In NFS:Carbon, the city has many random factors that make gameplay less repetitive. There is traffic on the roads, police vehicles randomly patrolling the city, and sometimes there are individual and team challenges from other car teams. This makes the game world less predictable and more enjoyable. This is still a weak example though, because the main objectives in the game are predefined: the main storyline and the unlockable cards.
Baten Kaitos: Eternal Wings and the Lost Ocean
Although in this game, the player is indeed dealt random cards, the player still chooses which cards to use against the enemy. So, the player's move is only determined in part by randomness.
The enemies in this game have a fairly advanced AI which allows them to somewhat randomly patrol large areas. This means that retrying a part of a level with the same approach may not have the same result, as this time there might be an unexpected sentry in your path. However, the randomness is limited, and the number of soldiers is a constant, so from a sufficient distance, the randomness can be completely avoided with the help of a sniper rifle.

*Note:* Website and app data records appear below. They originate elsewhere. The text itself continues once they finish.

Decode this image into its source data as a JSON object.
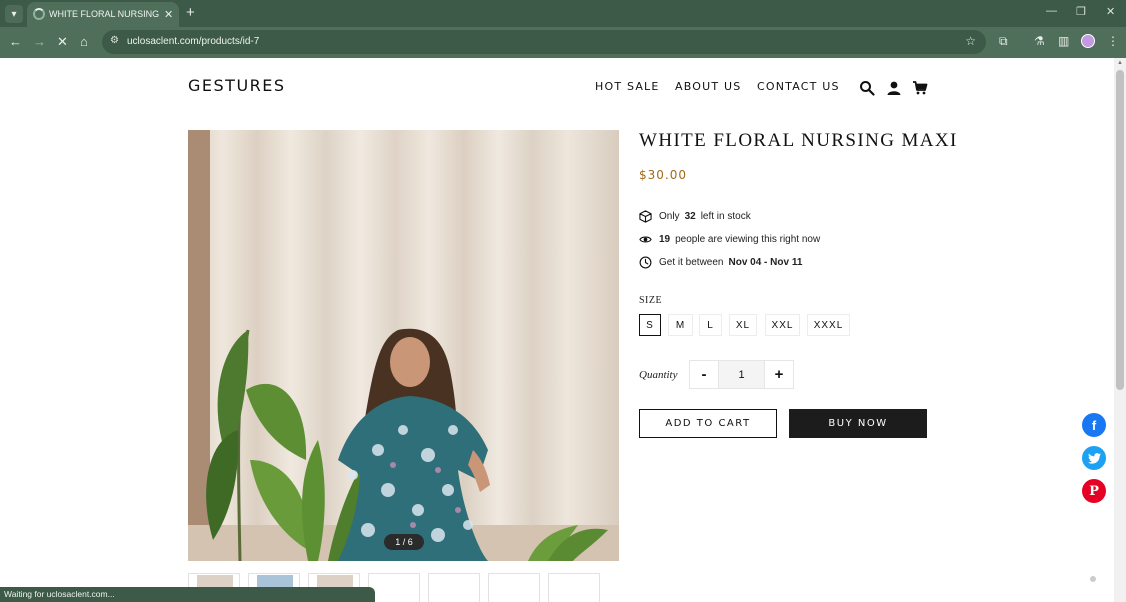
{
  "browser": {
    "tab_title": "WHITE FLORAL NURSING MAXI",
    "url": "uclosaclent.com/products/id-7",
    "status_text": "Waiting for uclosaclent.com..."
  },
  "header": {
    "logo": "GESTURES",
    "menu": [
      "HOT SALE",
      "ABOUT US",
      "CONTACT US"
    ]
  },
  "gallery": {
    "counter": "1 / 6"
  },
  "product": {
    "title": "WHITE FLORAL NURSING MAXI",
    "price": "$30.00",
    "stock": {
      "prefix": "Only",
      "count": "32",
      "suffix": "left in stock"
    },
    "viewers": {
      "count": "19",
      "suffix": "people are viewing this right now"
    },
    "delivery": {
      "prefix": "Get it between",
      "range": "Nov 04 - Nov 11"
    },
    "size_label": "SIZE",
    "sizes": [
      "S",
      "M",
      "L",
      "XL",
      "XXL",
      "XXXL"
    ],
    "selected_size": "S",
    "quantity_label": "Quantity",
    "quantity": "1",
    "qty_minus": "-",
    "qty_plus": "+",
    "add_to_cart": "ADD TO CART",
    "buy_now": "BUY NOW"
  },
  "social": {
    "facebook_color": "#1877f2",
    "twitter_color": "#1da1f2",
    "pinterest_color": "#e60023"
  }
}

On the higher difficulty levels of Diablo II, the special abilities of boss monsters are randomly determined from a short list. While this creates some interesting and dangerous combinations (a monster that deals fire damage AND has an aura that lowers your resistance to fire), it is a weak example because it occurs so commonly. Over a given session you are likely to see so many boss monsters that you'll get a fairly even sampling of every property, with only a small chance of a truly dangerous and uncommon combination appearing.
Harvest Moon 64

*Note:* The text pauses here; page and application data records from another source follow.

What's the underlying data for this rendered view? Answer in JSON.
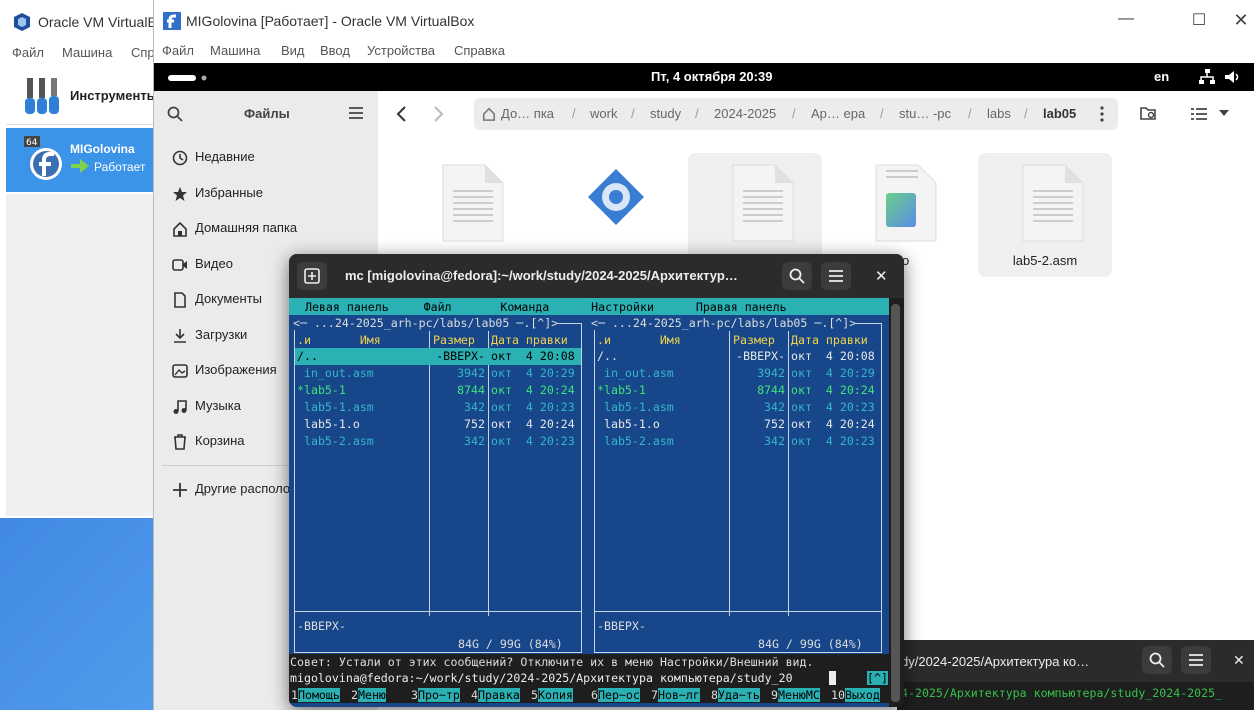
{
  "manager": {
    "title": "Oracle VM VirtualB",
    "menu": [
      "Файл",
      "Машина",
      "Спр"
    ],
    "tools_label": "Инструменты",
    "vm_name": "MIGolovina",
    "vm_status": "Работает",
    "vm_badge": "64"
  },
  "vm_window": {
    "title": "MIGolovina [Работает] - Oracle VM VirtualBox",
    "menu": [
      "Файл",
      "Машина",
      "Вид",
      "Ввод",
      "Устройства",
      "Справка"
    ]
  },
  "gnome": {
    "clock": "Пт, 4 октября  20:39",
    "lang": "en"
  },
  "files": {
    "title": "Файлы",
    "sidebar": [
      "Недавние",
      "Избранные",
      "Домашняя папка",
      "Видео",
      "Документы",
      "Загрузки",
      "Изображения",
      "Музыка",
      "Корзина",
      "Другие располо"
    ],
    "breadcrumbs": [
      "До… пка",
      "work",
      "study",
      "2024-2025",
      "Ар… ера",
      "stu… -pc",
      "labs",
      "lab05"
    ],
    "items": [
      "",
      "",
      "",
      "-1.o",
      "lab5-2.asm"
    ]
  },
  "terminal": {
    "title": "mc [migolovina@fedora]:~/work/study/2024-2025/Архитектур…",
    "menubar": "  Левая панель     Файл       Команда      Настройки      Правая панель",
    "left_header": "<─ ...24-2025_arh-pc/labs/lab05 ─.[^]>",
    "right_header": "<─ ...24-2025_arh-pc/labs/lab05 ─.[^]>",
    "col_name": ".и       Имя",
    "col_size": "Размер",
    "col_date": "Дата правки",
    "rows": [
      {
        "name": "/..",
        "size": "-ВВЕРХ-",
        "date": "окт  4 20:08",
        "kind": "up"
      },
      {
        "name": " in_out.asm",
        "size": "3942",
        "date": "окт  4 20:29",
        "kind": "src"
      },
      {
        "name": "*lab5-1",
        "size": "8744",
        "date": "окт  4 20:24",
        "kind": "exe"
      },
      {
        "name": " lab5-1.asm",
        "size": "342",
        "date": "окт  4 20:23",
        "kind": "src"
      },
      {
        "name": " lab5-1.o",
        "size": "752",
        "date": "окт  4 20:24",
        "kind": "obj"
      },
      {
        "name": " lab5-2.asm",
        "size": "342",
        "date": "окт  4 20:23",
        "kind": "src"
      }
    ],
    "mini_status": "-ВВЕРХ-",
    "disk": " 84G / 99G (84%) ",
    "hint": "Совет: Устали от этих сообщений? Отключите их в меню Настройки/Внешний вид.",
    "cmdline": "migolovina@fedora:~/work/study/2024-2025/Архитектура компьютера/study_20",
    "cmd_flag": "[^]",
    "fkeys": [
      {
        "n": "1",
        "l": "Помощь"
      },
      {
        "n": "2",
        "l": "Меню"
      },
      {
        "n": "3",
        "l": "Про~тр"
      },
      {
        "n": "4",
        "l": "Правка"
      },
      {
        "n": "5",
        "l": "Копия"
      },
      {
        "n": "6",
        "l": "Пер~ос"
      },
      {
        "n": "7",
        "l": "Нов~лг"
      },
      {
        "n": "8",
        "l": "Уда~ть"
      },
      {
        "n": "9",
        "l": "МенюMC"
      },
      {
        "n": "10",
        "l": "Выход"
      }
    ]
  },
  "terminal2": {
    "title": "dy/2024-2025/Архитектура ко…",
    "line": "4-2025/Архитектура компьютера/study_2024-2025_"
  },
  "colors": {
    "mc_bg": "#17468a",
    "mc_accent": "#2bb0b3",
    "selection": "#3b94e8"
  }
}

The player in this game experiences cut-scenes between other characters and himself at certain points of this game. Although they are seemingly randomly experienced at all times of the day, every skit is put into effect by a choice the player makes. For example, the player must be friends with a character in the scene in order for the event to occur, although it is true that the date the event happens is "random", in that the player is unable to determine what day exactly it will occur. However, after a certain level of friendship has been achieved (i.e. if I give Kai precisely ten grapes he will go to the next level of our friendship), it is safe to assume that the next cut-scene will be triggered the next time the player goes to the appropriate place. In this way, Harvest Moon 64's "random scenes" are not random.
Final Fantasy Tactics
When moving across the world map there is a chance the player will have a random encounter battle forcing them to fight a random set of enemies.
Fire Emblem: The Sacred Stones
In the Fire Emblem games, "Random Chance" is often called upon, be it hit rate, critical hit rate, stat gains for levels, or even what path a movement an arrow takes when it is stretched too far. However, the random number generator it uses is simply a set string of integer values between 1 and 100. Normally, the game saves after each move, so this is not so obvious, but the player may examine movement arrows to see whether the upcoming "random" values are above or below fifty, in essence making it not strictly random.
Ragnarok Battle Offline
In RBO, the enemies are controlled by a relatively simple AI system that is driven by a combination of action/attack scripts with probability determining the use of those scripts. However, the probabilities seem to have a set pattern for when which tactics are more likely than others. Also, the damage inflicted/received by both the player and enemies are determined by the player and enemy's stats with a degree of randomness, giving attacks a range of possible damage, but within bounds.
Final Fantasy X
Most battles in the game (that is, all that are not entirely relevant to the progression of the story) are random, and determined mainly by the number of steps you take and where you choose to move. When in battle, the force of your blows (be they magical or physical) are determined by a randomly generating numerical system, which gradually improves through gaining certain spheres (particularly 'luck' spheres).
Although the progression of the game is mostly straightforward and predictable, sometimes when you destroy enemies, powerups are randomly dropped as a reward.
Game Ontology Relations